[What is expected]
Copy every line from the data below in which the string "true" can be found.

────────────────────────────────────────

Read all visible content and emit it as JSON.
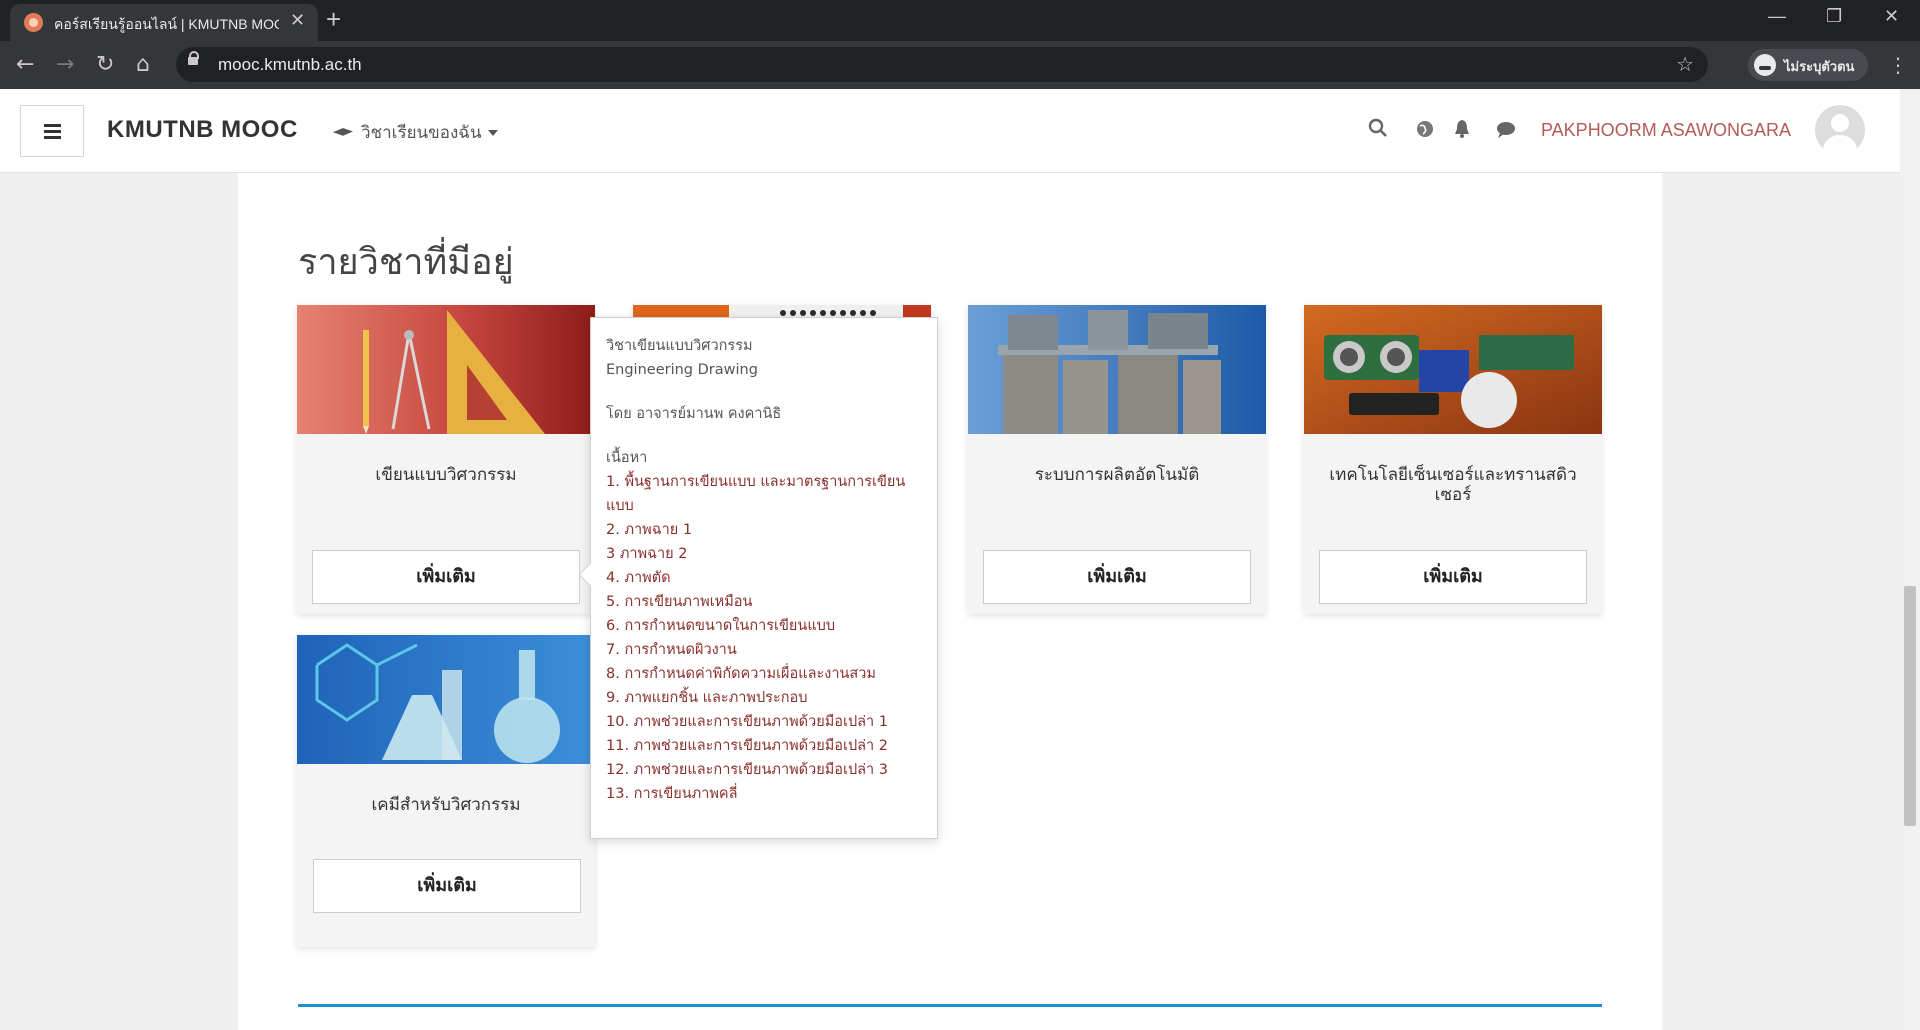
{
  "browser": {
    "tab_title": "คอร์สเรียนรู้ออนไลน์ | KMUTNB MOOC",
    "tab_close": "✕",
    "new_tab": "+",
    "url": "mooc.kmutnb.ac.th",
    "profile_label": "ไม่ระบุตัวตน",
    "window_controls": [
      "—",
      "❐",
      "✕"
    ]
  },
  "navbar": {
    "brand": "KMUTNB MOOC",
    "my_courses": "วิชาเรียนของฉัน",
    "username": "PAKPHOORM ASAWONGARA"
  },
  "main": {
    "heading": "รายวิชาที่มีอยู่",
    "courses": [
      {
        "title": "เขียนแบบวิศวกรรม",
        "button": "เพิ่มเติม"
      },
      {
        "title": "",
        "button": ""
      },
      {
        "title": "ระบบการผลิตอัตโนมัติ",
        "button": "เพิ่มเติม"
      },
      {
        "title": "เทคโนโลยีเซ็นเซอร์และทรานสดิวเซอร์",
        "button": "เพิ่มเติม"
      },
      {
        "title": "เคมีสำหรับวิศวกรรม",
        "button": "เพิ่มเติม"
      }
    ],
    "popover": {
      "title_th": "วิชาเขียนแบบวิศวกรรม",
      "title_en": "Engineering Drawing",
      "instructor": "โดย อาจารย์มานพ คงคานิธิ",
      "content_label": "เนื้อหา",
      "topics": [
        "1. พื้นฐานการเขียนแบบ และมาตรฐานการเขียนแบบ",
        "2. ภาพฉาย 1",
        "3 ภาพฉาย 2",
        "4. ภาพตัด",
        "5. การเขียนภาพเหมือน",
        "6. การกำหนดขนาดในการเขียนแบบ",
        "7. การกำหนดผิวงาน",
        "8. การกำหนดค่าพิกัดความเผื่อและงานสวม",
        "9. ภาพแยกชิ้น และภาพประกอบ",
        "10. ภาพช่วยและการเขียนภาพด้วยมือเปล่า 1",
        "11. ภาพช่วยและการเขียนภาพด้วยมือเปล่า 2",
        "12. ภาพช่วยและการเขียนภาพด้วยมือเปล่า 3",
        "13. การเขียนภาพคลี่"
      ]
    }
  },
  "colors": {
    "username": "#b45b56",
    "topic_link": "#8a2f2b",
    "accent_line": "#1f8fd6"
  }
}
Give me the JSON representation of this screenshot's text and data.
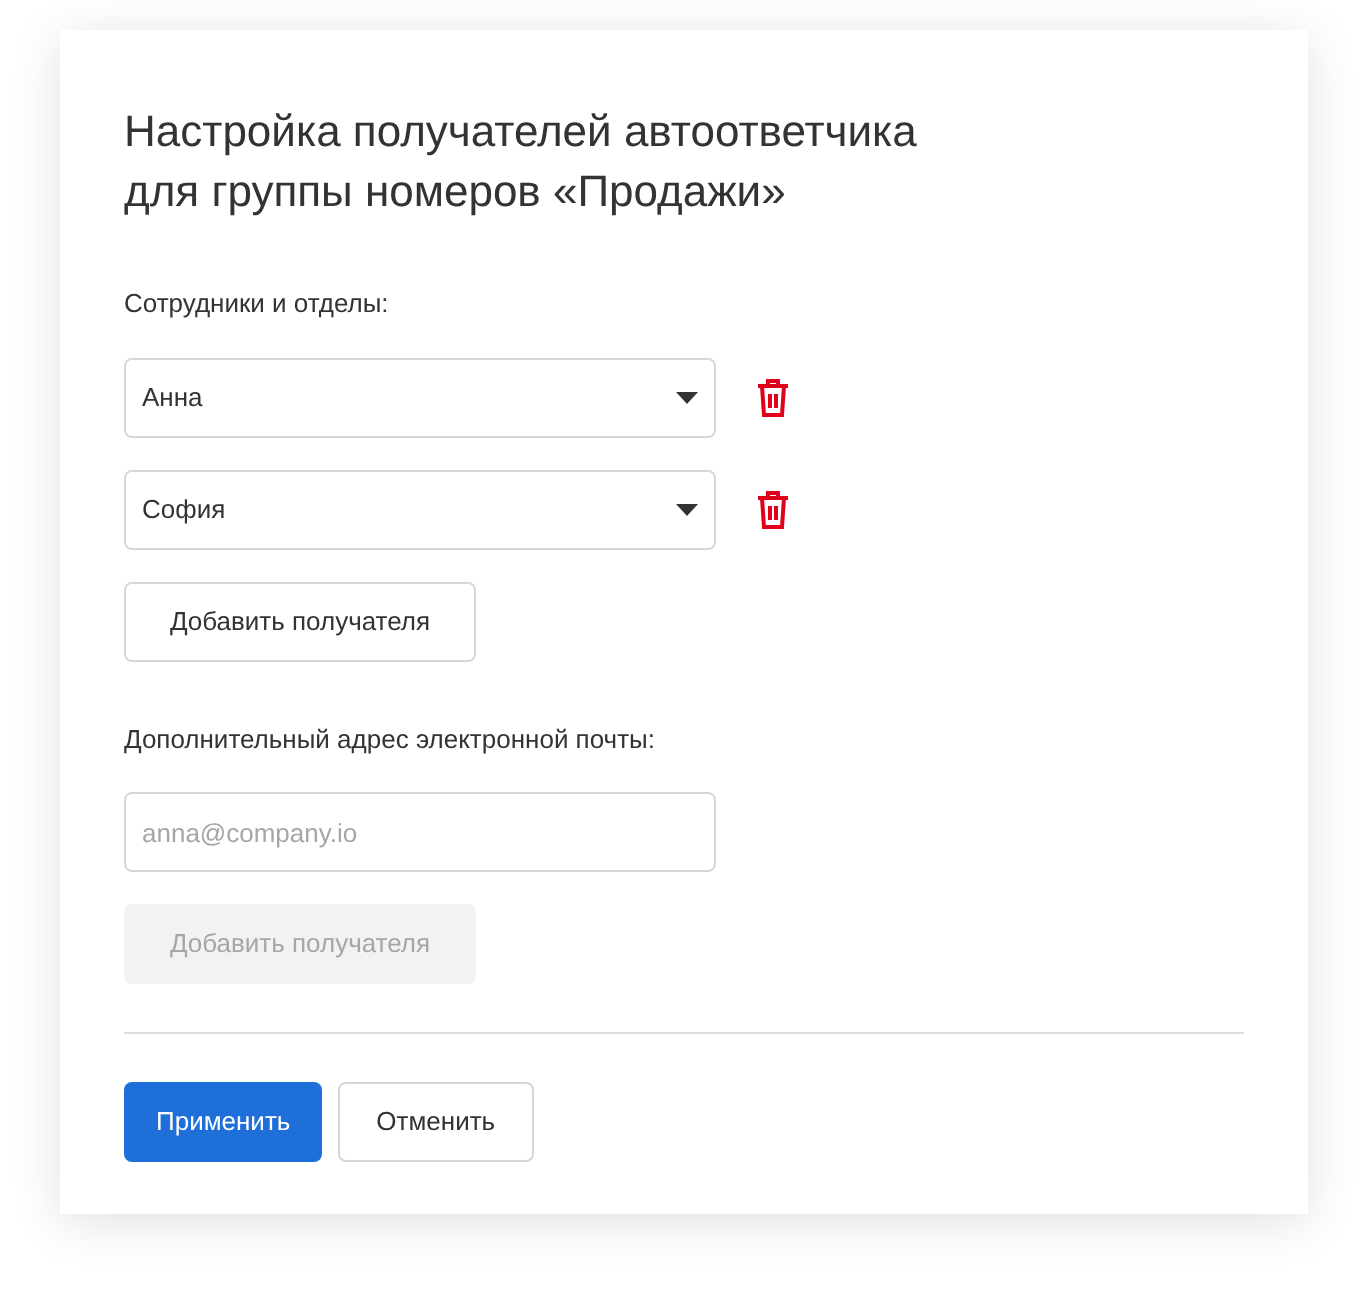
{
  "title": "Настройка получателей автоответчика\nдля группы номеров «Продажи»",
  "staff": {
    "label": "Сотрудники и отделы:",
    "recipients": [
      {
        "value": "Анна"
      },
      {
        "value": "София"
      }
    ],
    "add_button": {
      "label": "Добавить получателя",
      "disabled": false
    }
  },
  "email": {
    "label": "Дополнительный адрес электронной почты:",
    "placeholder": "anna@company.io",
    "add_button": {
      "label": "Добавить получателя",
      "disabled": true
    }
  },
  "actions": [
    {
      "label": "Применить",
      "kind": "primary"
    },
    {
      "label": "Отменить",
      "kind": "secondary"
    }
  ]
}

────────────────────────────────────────

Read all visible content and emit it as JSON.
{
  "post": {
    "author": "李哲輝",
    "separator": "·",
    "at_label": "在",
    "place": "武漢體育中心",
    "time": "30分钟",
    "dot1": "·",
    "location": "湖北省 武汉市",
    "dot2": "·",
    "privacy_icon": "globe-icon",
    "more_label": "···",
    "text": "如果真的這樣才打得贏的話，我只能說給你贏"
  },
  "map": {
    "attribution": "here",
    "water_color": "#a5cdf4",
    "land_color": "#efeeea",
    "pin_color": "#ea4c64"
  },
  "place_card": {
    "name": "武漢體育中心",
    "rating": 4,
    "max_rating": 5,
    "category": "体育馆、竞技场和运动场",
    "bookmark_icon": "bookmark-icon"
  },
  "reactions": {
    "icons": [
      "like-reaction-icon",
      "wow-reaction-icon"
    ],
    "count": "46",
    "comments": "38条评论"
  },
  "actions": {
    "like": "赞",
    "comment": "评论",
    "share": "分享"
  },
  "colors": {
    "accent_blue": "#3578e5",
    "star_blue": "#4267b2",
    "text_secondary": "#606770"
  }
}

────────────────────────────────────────

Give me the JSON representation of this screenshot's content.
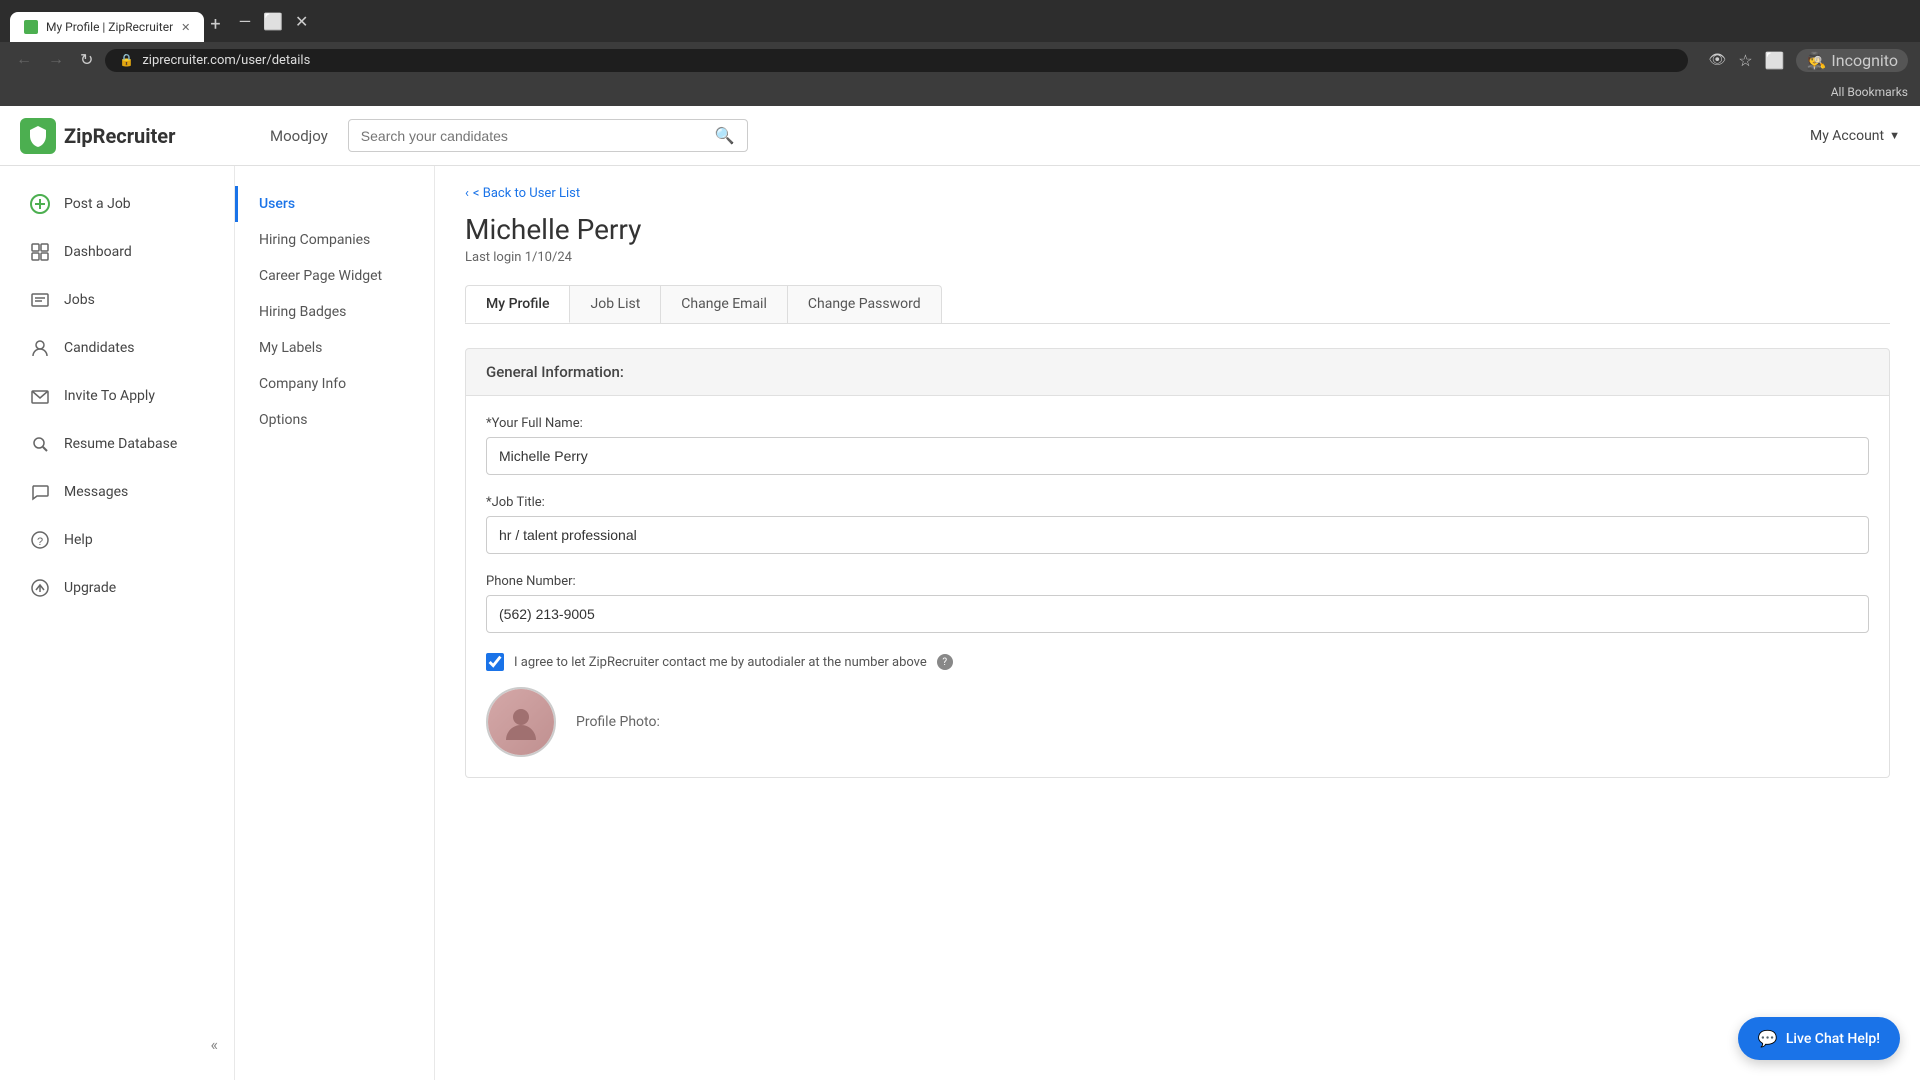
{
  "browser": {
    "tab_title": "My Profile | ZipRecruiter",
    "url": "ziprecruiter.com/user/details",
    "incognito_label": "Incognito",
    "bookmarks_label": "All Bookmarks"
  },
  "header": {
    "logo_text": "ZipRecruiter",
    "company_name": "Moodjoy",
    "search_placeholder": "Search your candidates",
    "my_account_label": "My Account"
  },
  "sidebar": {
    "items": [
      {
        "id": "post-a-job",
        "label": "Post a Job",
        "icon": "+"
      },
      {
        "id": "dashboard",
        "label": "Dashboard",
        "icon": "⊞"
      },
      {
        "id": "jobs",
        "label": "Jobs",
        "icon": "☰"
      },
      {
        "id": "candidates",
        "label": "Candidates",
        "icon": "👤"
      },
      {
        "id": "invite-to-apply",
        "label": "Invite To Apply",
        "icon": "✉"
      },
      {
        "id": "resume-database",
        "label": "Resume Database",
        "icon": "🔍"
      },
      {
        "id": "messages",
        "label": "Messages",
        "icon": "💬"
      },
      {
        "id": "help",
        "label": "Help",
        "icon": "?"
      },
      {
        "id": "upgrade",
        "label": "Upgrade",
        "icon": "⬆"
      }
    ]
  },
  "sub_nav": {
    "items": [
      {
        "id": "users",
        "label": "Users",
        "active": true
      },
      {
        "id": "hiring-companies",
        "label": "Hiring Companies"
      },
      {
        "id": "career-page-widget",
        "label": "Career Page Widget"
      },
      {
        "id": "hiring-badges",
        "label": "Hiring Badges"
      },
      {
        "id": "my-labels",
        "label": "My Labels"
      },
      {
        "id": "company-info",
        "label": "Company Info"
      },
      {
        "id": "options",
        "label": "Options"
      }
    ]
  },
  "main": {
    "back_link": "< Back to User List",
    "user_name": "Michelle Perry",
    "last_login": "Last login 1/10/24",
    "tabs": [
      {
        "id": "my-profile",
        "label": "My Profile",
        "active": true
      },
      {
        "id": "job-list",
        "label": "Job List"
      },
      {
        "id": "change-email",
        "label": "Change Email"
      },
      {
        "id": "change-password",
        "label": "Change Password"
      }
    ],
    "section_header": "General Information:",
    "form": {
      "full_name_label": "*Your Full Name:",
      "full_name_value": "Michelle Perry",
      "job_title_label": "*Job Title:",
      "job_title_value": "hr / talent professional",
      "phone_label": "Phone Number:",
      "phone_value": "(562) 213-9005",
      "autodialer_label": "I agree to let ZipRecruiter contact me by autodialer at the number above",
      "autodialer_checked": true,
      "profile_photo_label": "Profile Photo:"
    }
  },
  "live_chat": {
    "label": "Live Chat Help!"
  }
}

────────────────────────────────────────

[Answer to the problem]
      "disabled": true
        "active": true
        "active": true
      "autodialer_checked": true,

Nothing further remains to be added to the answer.